  19. San Francisco is such a family-unfriendly city, why would we ever want to mimic it?  We have better weather, homes with yards, safe cul-de-sacs to toss a football or set up a basketball hoop, (too few) parks for the kids to play in, as wide a variety of good restaurants as the City has, shopping with free parking, (used to be) decent public schools in most neighborhoods, (used to be) a good number of blue-collar and white-collar jobs, and (used to be) safe neighborhoods in most parts of our city patrolled by an undersized but efficient and professional police force. 

    The City is a place to visit, San Jose is a place to live.  Our City Council and soon-to-be-expired RDA are like cats attracted to glitzy Christmas tree tinsel while the family forgets to water the tree.  Jobs, schools, safety, streets, and modest services:  that’s what 90+ percent of us want, right?

    I would rather spend an evening at Christmas in the Park over a trip to Union Square anytime.  That’s San Jose!
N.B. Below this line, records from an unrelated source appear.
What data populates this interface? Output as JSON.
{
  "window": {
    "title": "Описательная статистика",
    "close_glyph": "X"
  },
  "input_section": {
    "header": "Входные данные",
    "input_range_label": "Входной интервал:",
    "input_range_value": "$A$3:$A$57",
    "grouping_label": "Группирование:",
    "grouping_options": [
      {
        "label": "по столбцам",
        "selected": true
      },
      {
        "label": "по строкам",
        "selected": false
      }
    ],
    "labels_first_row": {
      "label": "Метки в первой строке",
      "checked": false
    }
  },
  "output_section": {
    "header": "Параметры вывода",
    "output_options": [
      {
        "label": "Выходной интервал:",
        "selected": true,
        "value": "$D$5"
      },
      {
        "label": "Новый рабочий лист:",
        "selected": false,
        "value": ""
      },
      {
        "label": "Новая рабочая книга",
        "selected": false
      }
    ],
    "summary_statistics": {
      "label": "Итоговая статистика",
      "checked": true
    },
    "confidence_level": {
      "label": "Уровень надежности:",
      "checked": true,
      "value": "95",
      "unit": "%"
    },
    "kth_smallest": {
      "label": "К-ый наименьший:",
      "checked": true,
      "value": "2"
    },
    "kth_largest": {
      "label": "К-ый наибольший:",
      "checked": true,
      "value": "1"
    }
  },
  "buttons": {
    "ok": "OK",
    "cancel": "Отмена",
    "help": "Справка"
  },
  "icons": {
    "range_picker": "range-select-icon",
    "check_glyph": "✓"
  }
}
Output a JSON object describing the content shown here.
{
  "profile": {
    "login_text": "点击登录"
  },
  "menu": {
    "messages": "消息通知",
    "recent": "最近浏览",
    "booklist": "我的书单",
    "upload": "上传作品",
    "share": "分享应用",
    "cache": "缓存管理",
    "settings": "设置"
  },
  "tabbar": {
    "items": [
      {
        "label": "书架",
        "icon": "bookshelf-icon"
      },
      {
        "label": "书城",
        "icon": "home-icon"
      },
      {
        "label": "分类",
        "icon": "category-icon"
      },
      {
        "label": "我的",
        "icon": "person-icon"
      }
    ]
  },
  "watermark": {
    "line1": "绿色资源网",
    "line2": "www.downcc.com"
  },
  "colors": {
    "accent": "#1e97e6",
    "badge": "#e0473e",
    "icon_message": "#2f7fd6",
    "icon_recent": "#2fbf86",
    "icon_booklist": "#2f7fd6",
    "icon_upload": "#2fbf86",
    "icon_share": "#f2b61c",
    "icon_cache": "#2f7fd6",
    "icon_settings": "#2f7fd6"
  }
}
  20. “Of course, doing nothing is always an option and things could be worse—we could be Oakland.”  Wow!  You sound just like all of those thieves who want to steal our A’s away.  Have you ever even been to Oakland?  If not you may want to try taking a stroll around Jack London or the Uptown area and eat at one of the many exceptional restaurants.  Or you may want to check out the beautiful bay views from the Montclair hills.  It’s centrally located.  Spend a beautiful Saturday afternoon there and your statement would be laughable.  San Jose?  It’s like a big Pleasanton.  There’s nothing wrong with Pleasanton.  It’s a nice place to raise a family.  As far as excitement, scenery, culture, and things-to-do, you must be joking.  Stop swallowing the media kool-aid about how “dangerous” Oakland is.  Like any big city it has pockets of crime, i.e. areas you want to avoid.  Don’t let your inferiority complex cause you to bash your neighbor to the northeast, because your true colors and insecurity are transparent.  Moreover, don’t be angry at Oakland for being in a perfect location on the water while your city is stuck in suburbia forever.  Hence why there is a small group of rabid supporters trying to snatch our teams away.  They will do anything to get SJ on the map.  I say embrace your reputation as a (relatively) safe suburb and the capital of technology.  I predict that the complex is so deeply ingrained that it won’t stop unless SJ and the surrounding areas house all major league teams.  Here’s a piece of info for you… It’s not going to become a success because of the location.  For those of you NOT from SJ, who in their right mind would drive down 880, 101, or 280 to attend a game there except for the very hardcore fan?  The roundtrip commute would last longer than the game.  Get over it already and embrace what you are known for.  An EMT may envy a Firefighter but he/she is proud of who they are and embraces it.